Gunnars, K. 11 Proven Health Benefits of Chia Seeds. (2017, May 30). Retrieved from https://www.healthline.com/nutrition/11-proven-health-benefits-of-chia-seeds#section7

Healthy Food Trends – Chia Seeds. (2017, September 5). Retrieved from https://medlineplus.gov/ency/patientinstructions/000727.htm

Lewin, J. (2017, April 27). The health benefits of chia seeds. Retrieved from https://www.bbcgoodfood.com/howto/guide/health-benefits-chia-seeds

Weil, A. What is Chia? (2006, May 15). Retrieved from https://www.drweil.com/diet-nutrition/nutrition/what-is-chia/

Wolfram, T. (2017, June 1). What are Chia Seeds? Retrieved fromhttp://www.eatright.org/resource/food/vitamins-and-supplements/nutrient-rich-foods/what-are-chia-seeds

Teal Pumpkin Project: Promoting fun and safe Halloween treats for all

As my little one tries new foods, I pay close attention for any strange reactions that might indicate a food allergy. Food allergies are the result of an immune response to proteins found in food. The immune response can cause mild symptoms such as redness on the skin or an itchy mouth. Or it can cause more serious, life threatening symptoms, known as anaphylaxis, like trouble swallowing, shortness of breath, or loss of consciousness.

While more than 170 foods have been identified to cause allergic reactions, eight allergens are responsible for the majority, and the most severe, reactions in the United States. The ‘big’ eight include: egg, milk, peanut, tree nut, wheat, soy, fish, and shellfish.

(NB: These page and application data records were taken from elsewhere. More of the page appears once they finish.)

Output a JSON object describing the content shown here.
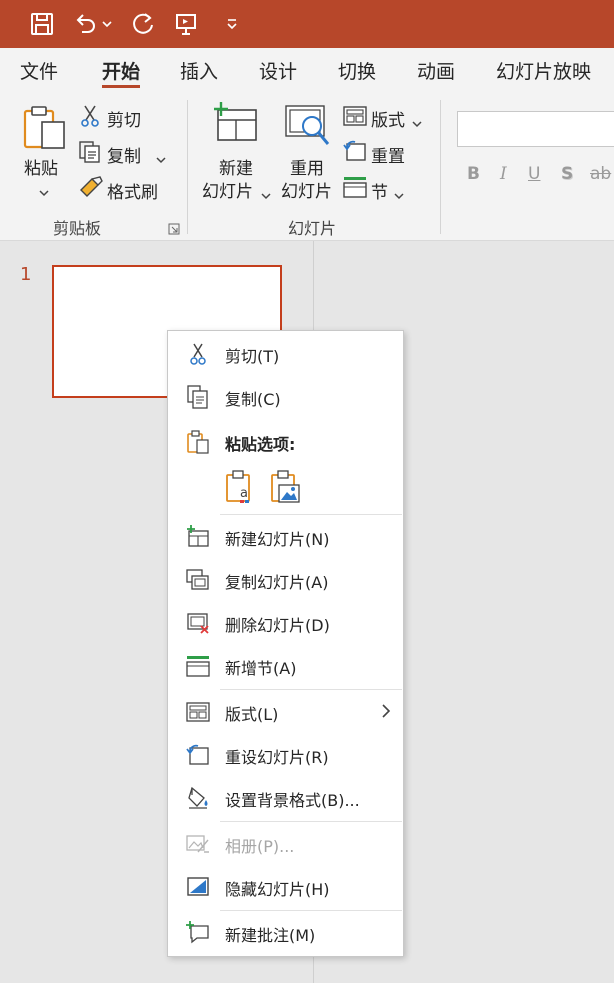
{
  "colors": {
    "accent": "#b7472a",
    "slide_border": "#c43e1c",
    "green": "#2e9e48",
    "blue": "#2e78c8",
    "red": "#e03a3a"
  },
  "qat": [
    {
      "name": "save-icon"
    },
    {
      "name": "undo-icon"
    },
    {
      "name": "redo-icon"
    },
    {
      "name": "present-icon"
    },
    {
      "name": "customize-qat-icon"
    }
  ],
  "tabs": [
    "文件",
    "开始",
    "插入",
    "设计",
    "切换",
    "动画",
    "幻灯片放映"
  ],
  "ribbon": {
    "clipboard": {
      "paste": "粘贴",
      "cut": "剪切",
      "copy": "复制",
      "format_painter": "格式刷",
      "group": "剪贴板"
    },
    "slides": {
      "new_slide_1": "新建",
      "new_slide_2": "幻灯片",
      "reuse_1": "重用",
      "reuse_2": "幻灯片",
      "layout": "版式",
      "reset": "重置",
      "section": "节",
      "group": "幻灯片"
    },
    "font": {
      "bold": "B",
      "italic": "I",
      "underline": "U",
      "shadow": "S",
      "strike": "ab"
    }
  },
  "thumbnail": {
    "number": "1"
  },
  "context_menu": {
    "cut": "剪切(T)",
    "copy": "复制(C)",
    "paste_options": "粘贴选项:",
    "new_slide": "新建幻灯片(N)",
    "duplicate_slide": "复制幻灯片(A)",
    "delete_slide": "删除幻灯片(D)",
    "add_section": "新增节(A)",
    "layout": "版式(L)",
    "reset_slide": "重设幻灯片(R)",
    "format_background": "设置背景格式(B)...",
    "photo_album": "相册(P)...",
    "hide_slide": "隐藏幻灯片(H)",
    "new_comment": "新建批注(M)"
  }
}
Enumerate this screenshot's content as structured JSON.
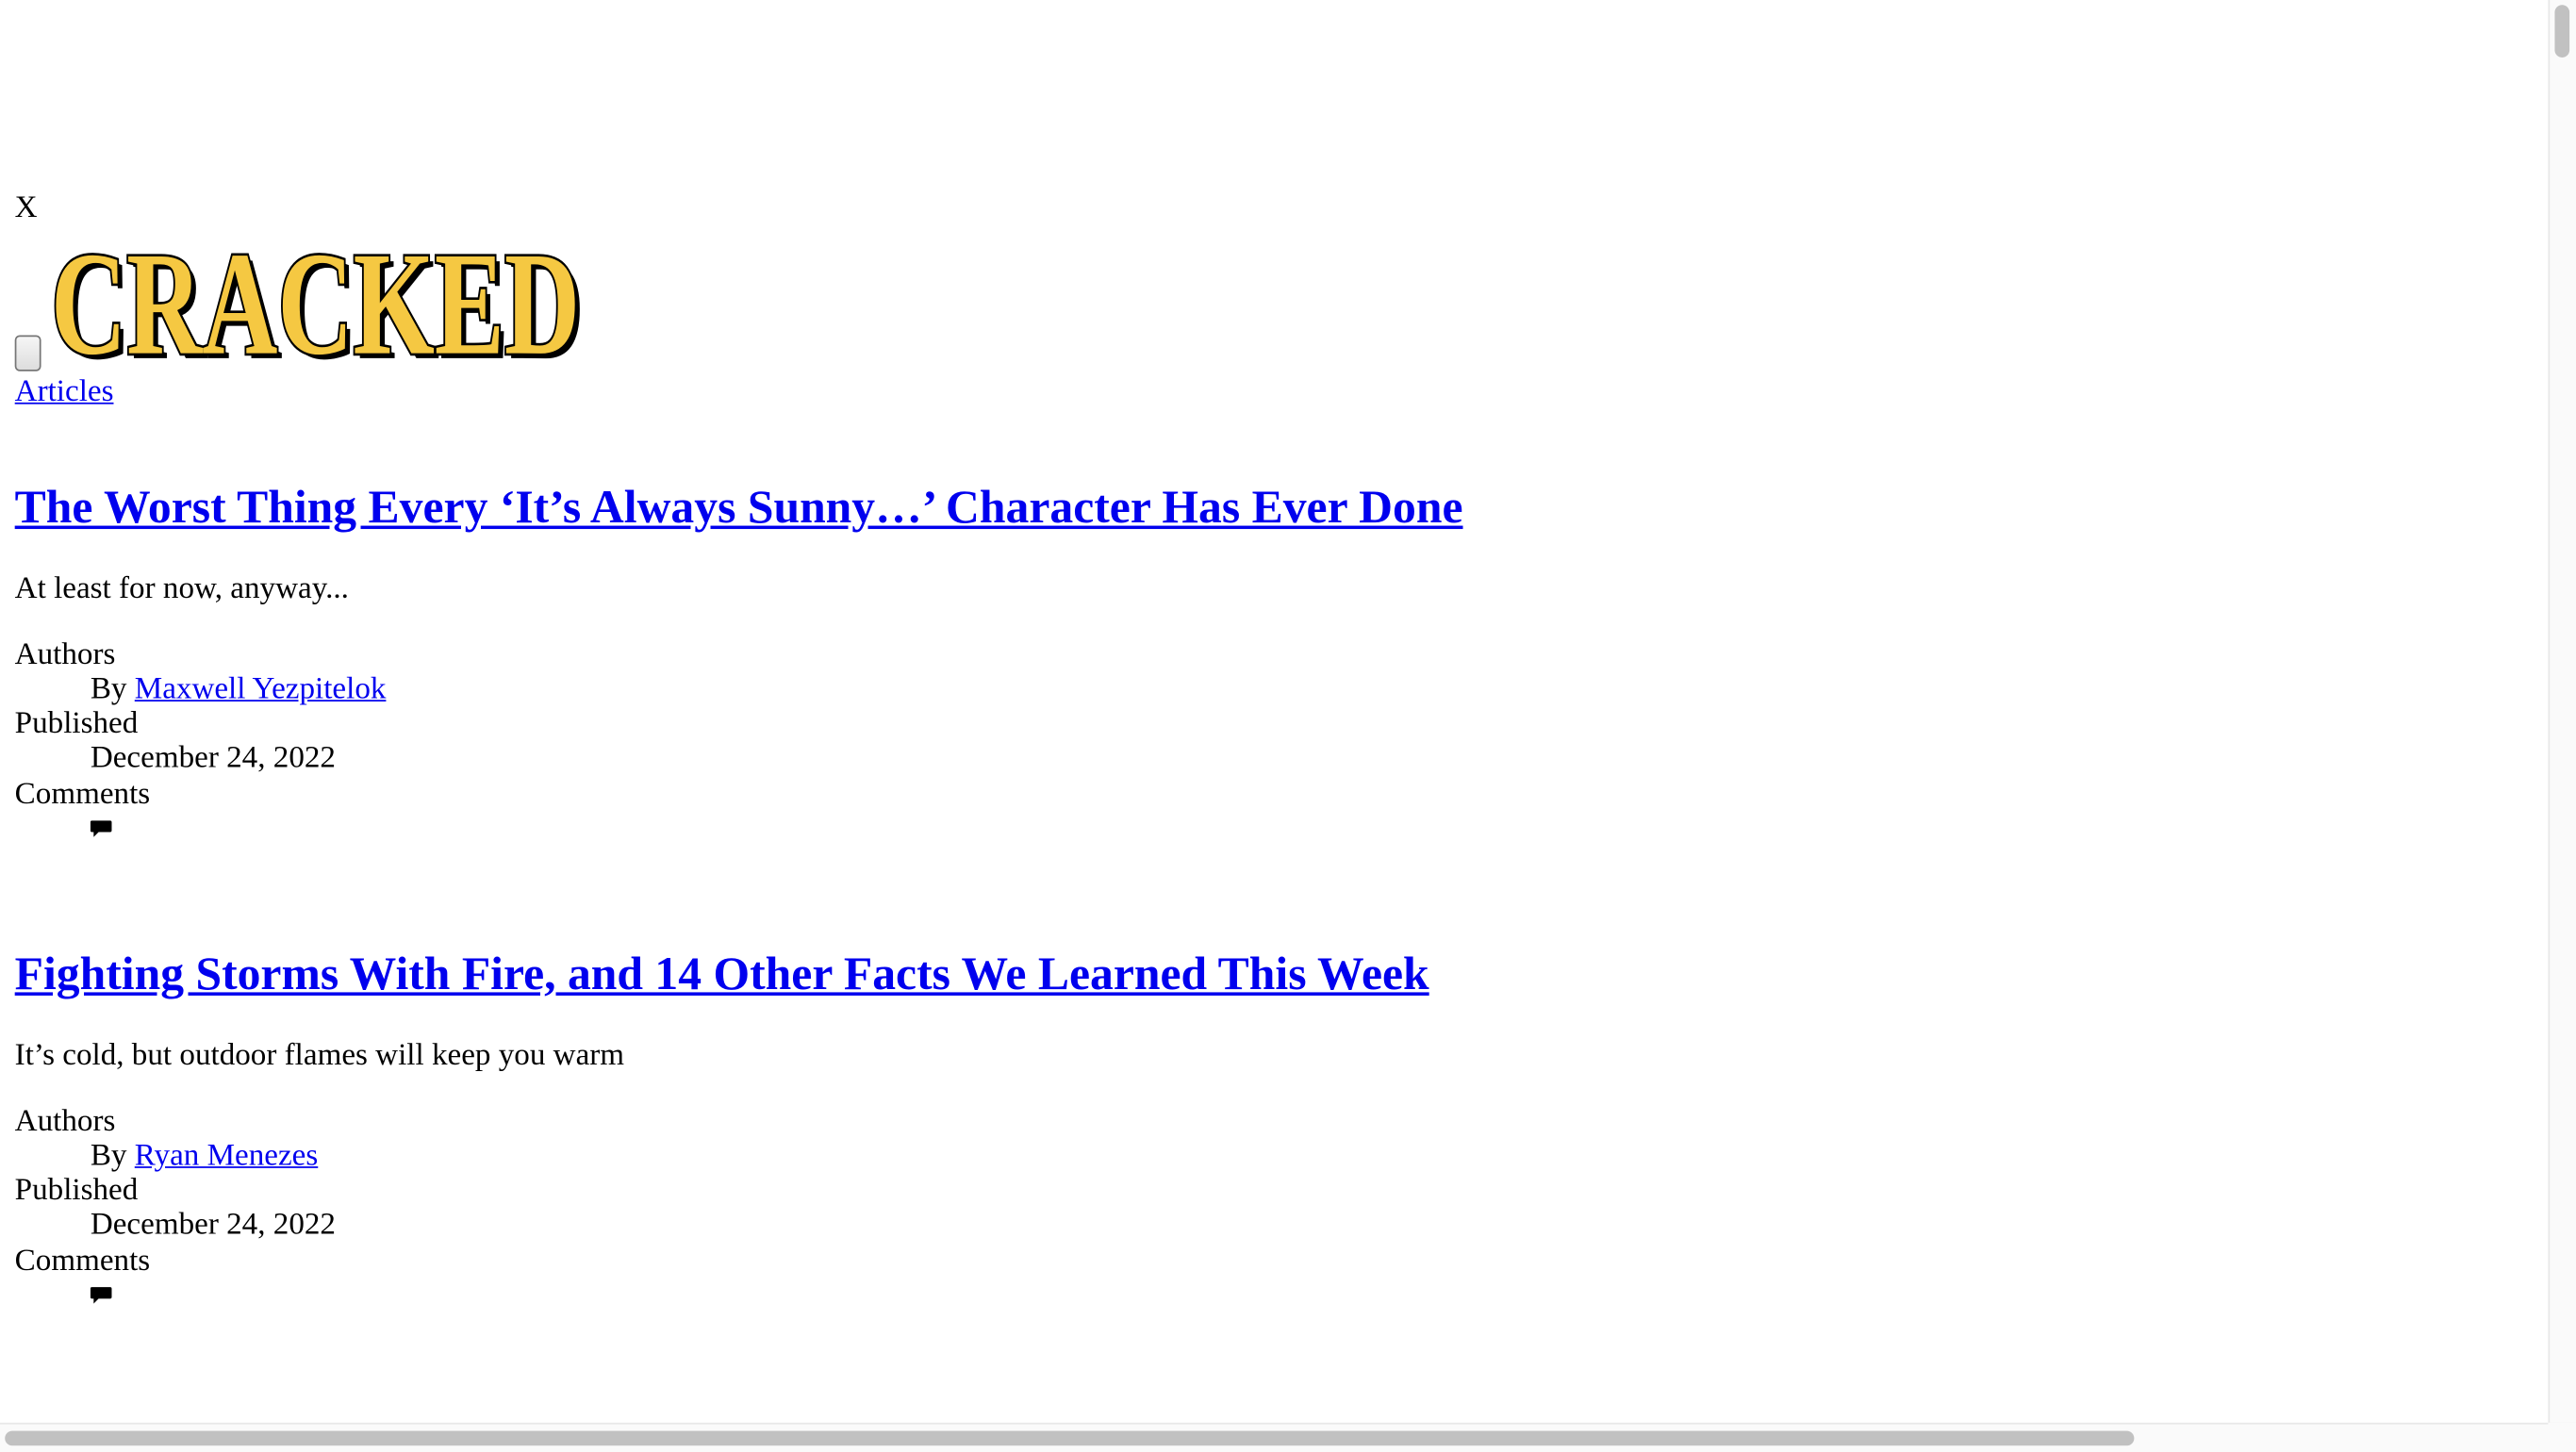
{
  "header": {
    "close_label": "X",
    "logo_text": "CRACKED",
    "nav_articles_label": "Articles"
  },
  "articles": [
    {
      "title": "The Worst Thing Every ‘It’s Always Sunny…’ Character Has Ever Done",
      "subtitle": "At least for now, anyway...",
      "authors_label": "Authors",
      "by_prefix": "By",
      "author": "Maxwell Yezpitelok",
      "published_label": "Published",
      "date": "December 24, 2022",
      "comments_label": "Comments",
      "comments_icon": "comment-bubble-icon"
    },
    {
      "title": "Fighting Storms With Fire, and 14 Other Facts We Learned This Week",
      "subtitle": "It’s cold, but outdoor flames will keep you warm",
      "authors_label": "Authors",
      "by_prefix": "By",
      "author": "Ryan Menezes",
      "published_label": "Published",
      "date": "December 24, 2022",
      "comments_label": "Comments",
      "comments_icon": "comment-bubble-icon"
    }
  ],
  "colors": {
    "link": "#0000ee",
    "logo_fill": "#f5c842",
    "logo_outline": "#000000"
  }
}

It is estimated that upwards of 15 million people in the United States have food allergies, and that number is on the rise. A Centers for Disease Control & Prevention report states there is increasing prevalence of food allergies among children, and a recent media headline shared that insurance claims for anaphylactic (severe) food reactions are going up in adults too.

Although the reason(s) or cause(s) for these increases is unknown, what is known is that food allergies impact quality of life. Holidays can be a particularly challenging time for people with food allergies, but Food Allergy Research & Education (FARE) has initiated a worldwide movement to create a safer, happier Halloween for all. To support the movement, all you have to do is offer non-food treats, like bubbles or stickers, and place a teal pumpkin on your doorstep as a way to let families know you are safe for children with food allergies or other health concerns.

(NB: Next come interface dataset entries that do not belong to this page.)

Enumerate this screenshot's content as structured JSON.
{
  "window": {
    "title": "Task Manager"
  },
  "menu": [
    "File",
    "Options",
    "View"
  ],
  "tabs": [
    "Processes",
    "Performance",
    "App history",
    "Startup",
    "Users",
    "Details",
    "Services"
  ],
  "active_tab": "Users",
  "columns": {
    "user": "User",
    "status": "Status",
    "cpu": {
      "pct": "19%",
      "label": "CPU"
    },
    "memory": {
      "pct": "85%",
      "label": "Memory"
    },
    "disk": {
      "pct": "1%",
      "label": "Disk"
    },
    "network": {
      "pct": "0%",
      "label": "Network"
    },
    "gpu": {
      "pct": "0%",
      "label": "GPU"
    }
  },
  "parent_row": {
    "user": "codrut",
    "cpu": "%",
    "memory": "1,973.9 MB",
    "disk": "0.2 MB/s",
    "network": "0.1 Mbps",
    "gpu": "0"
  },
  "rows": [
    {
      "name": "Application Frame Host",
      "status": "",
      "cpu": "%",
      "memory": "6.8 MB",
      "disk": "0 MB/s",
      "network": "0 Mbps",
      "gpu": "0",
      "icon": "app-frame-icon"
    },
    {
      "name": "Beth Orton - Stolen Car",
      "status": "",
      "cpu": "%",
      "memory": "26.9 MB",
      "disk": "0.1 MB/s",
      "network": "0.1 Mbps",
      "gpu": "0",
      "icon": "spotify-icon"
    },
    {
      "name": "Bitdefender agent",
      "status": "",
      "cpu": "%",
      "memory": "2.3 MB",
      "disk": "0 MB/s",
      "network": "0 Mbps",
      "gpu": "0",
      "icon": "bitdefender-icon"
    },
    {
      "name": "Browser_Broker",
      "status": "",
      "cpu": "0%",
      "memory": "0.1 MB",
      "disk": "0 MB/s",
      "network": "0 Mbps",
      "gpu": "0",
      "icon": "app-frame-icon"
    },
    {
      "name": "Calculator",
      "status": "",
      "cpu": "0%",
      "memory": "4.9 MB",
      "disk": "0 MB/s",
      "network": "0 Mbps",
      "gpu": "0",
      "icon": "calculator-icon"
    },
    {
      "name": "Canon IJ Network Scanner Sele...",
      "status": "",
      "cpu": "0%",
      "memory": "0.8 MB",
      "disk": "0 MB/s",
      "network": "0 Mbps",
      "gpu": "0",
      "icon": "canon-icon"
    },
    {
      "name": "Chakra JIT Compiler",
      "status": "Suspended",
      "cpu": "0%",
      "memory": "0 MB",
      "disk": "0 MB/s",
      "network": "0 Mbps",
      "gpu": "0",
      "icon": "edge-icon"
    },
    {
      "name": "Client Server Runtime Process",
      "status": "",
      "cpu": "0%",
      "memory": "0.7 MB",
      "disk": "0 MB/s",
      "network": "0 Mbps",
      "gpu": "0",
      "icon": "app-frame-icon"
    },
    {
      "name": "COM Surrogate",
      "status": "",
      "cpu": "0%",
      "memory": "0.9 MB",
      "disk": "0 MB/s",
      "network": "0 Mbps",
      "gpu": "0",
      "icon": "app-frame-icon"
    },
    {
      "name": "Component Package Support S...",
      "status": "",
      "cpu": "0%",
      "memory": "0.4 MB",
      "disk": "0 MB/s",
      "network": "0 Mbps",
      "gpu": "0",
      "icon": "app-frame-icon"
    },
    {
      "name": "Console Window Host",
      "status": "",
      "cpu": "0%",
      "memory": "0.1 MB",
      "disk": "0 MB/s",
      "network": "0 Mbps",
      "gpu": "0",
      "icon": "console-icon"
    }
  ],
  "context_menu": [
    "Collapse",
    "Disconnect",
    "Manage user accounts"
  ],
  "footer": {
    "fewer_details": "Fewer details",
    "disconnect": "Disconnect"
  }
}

If Halloween is one of your favorite celebrations during the year, think about how a small change in what you hand out can allow others to experience the fun and tradition of trick-or-treating.

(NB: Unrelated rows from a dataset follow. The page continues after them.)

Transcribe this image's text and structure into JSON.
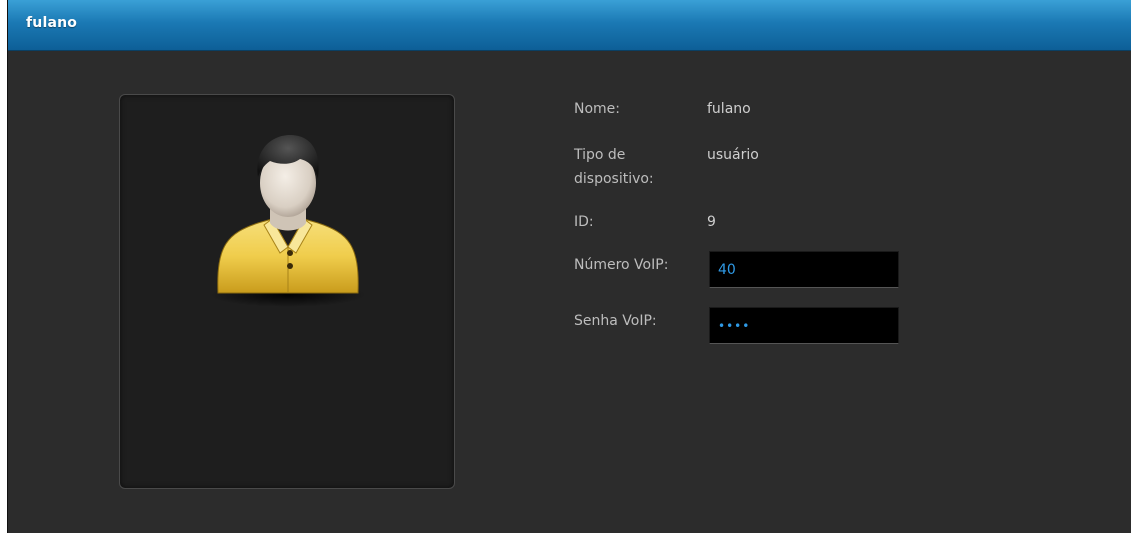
{
  "window": {
    "title": "fulano"
  },
  "avatar": {
    "icon": "user-avatar-icon"
  },
  "info": {
    "name_label": "Nome:",
    "name_value": "fulano",
    "device_type_label_line1": "Tipo de",
    "device_type_label_line2": "dispositivo:",
    "device_type_value": "usuário",
    "id_label": "ID:",
    "id_value": "9",
    "voip_number_label": "Número VoIP:",
    "voip_number_value": "40",
    "voip_password_label": "Senha VoIP:",
    "voip_password_value": "••••"
  },
  "colors": {
    "titlebar": "#1b79b4",
    "background": "#2c2c2c",
    "field_background": "#000000",
    "field_text": "#2f9ae6"
  }
}
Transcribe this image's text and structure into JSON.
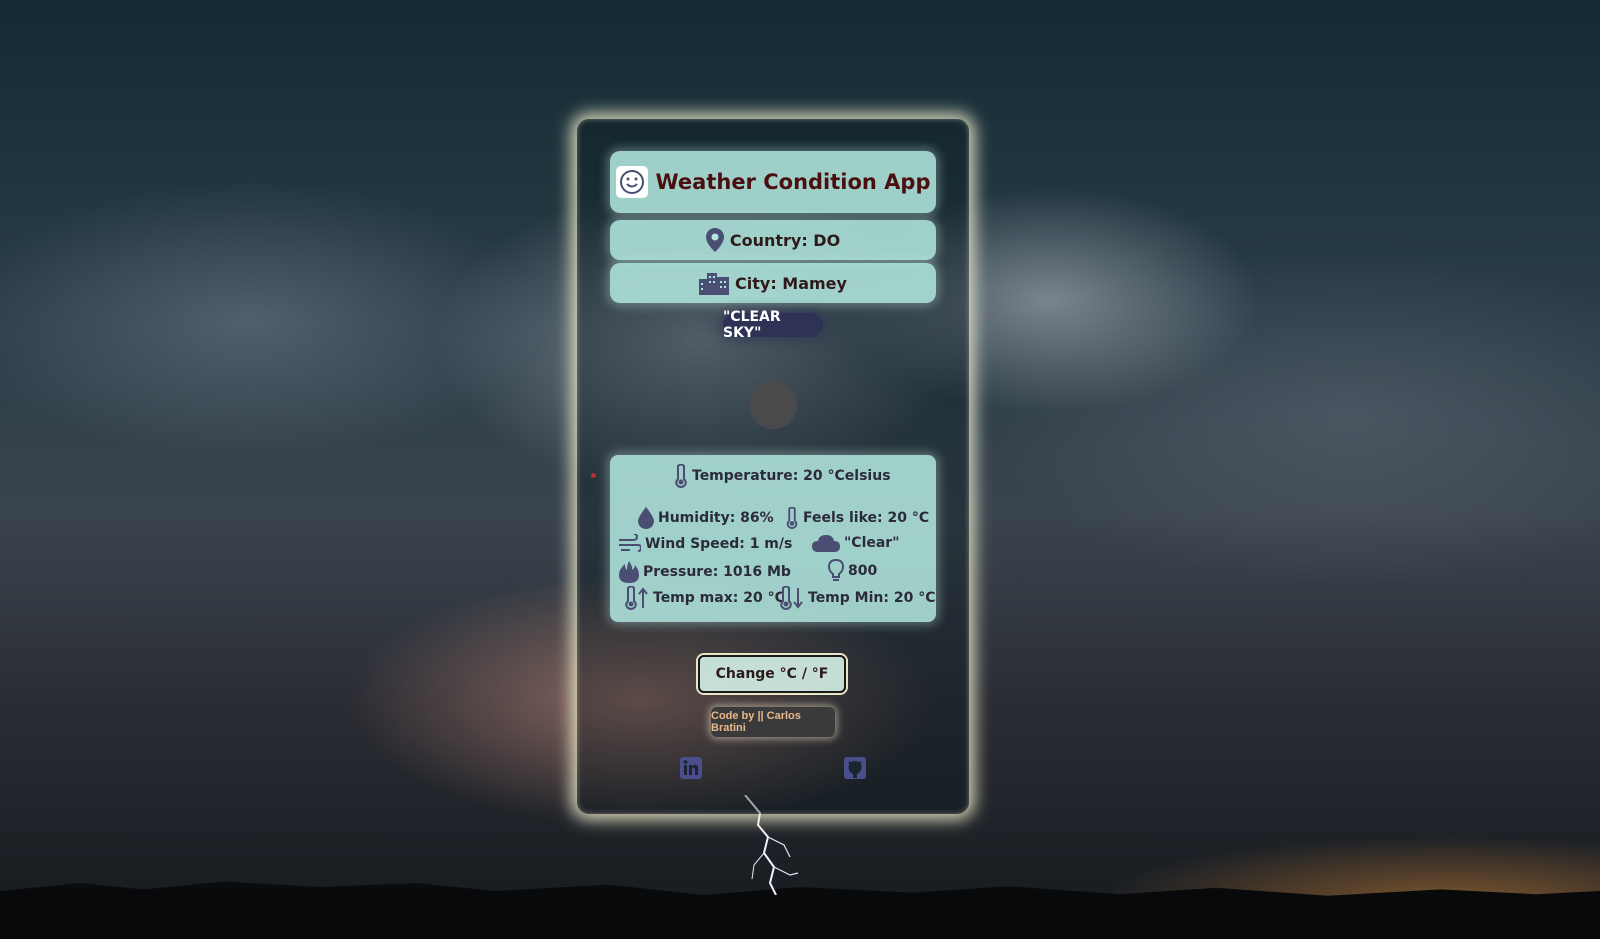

The TEAL PUMPKIN PROJECT and the Teal Pumpkin Image are trademarks of Food Allergy Research & Education (FARE)

 

Sources:                     

NIAID-Sponsored Expert Panel. Guidelines for the diagnosis and management of food allergy in the United States: Report of the NIAID-sponsored expert panel. J Allergy Clin Immunol. 2010; 126(6):S1-58

Jackson KD, Howie LD, Akinbami LJ. Trends in allergic conditions among children: United States, 1997-2011. NCHS data brief, no 121. Hyattsville, MD: National Center for Health Statistics. 2013. Retrieved from http://www.cdc.gov/nchs/products/databriefs/db121.htm.

National Institute of Allergy and Infectious Diseases, National Institutes of Health. Report of the NIH Expert Panel on Food Allergy Research. 2006. Retrieved from www.niaid.nih.gov/topics/foodallergy/research/pages/reportfoodallergy.aspx

United States Census Bureau Quick Facts (2015 estimates).

Shemesh E, Annunziato RA, Ambrose MA, Ravid NL, Mullarkey C, Rubes M, Chuang K, Sicherer M, Sicherer S. Child and parental reports of bullying in a consecutive sample of children with food allergy. Pediatrics 2013; 131:e10-e17.

Herbert L, Shemesh E, Bender B. Clinical management of psychosocial concerns related to food allergy. J Allergy Clin Immunol Pract. 2016; 4(2):205-213.

Bollinger ME; Dahlquist LM, Mudd K; Sonntag C, Dillinger L, McKenna K. The impact of food allergy on the daily activities of children and their families. Ann Allergy Asthma Immunol. 2006; 96:415-421.

Food Allergy Research & Education. Teal Pumpkin Project. https://www.foodallergy.org/education-awareness/teal-pumpkin-project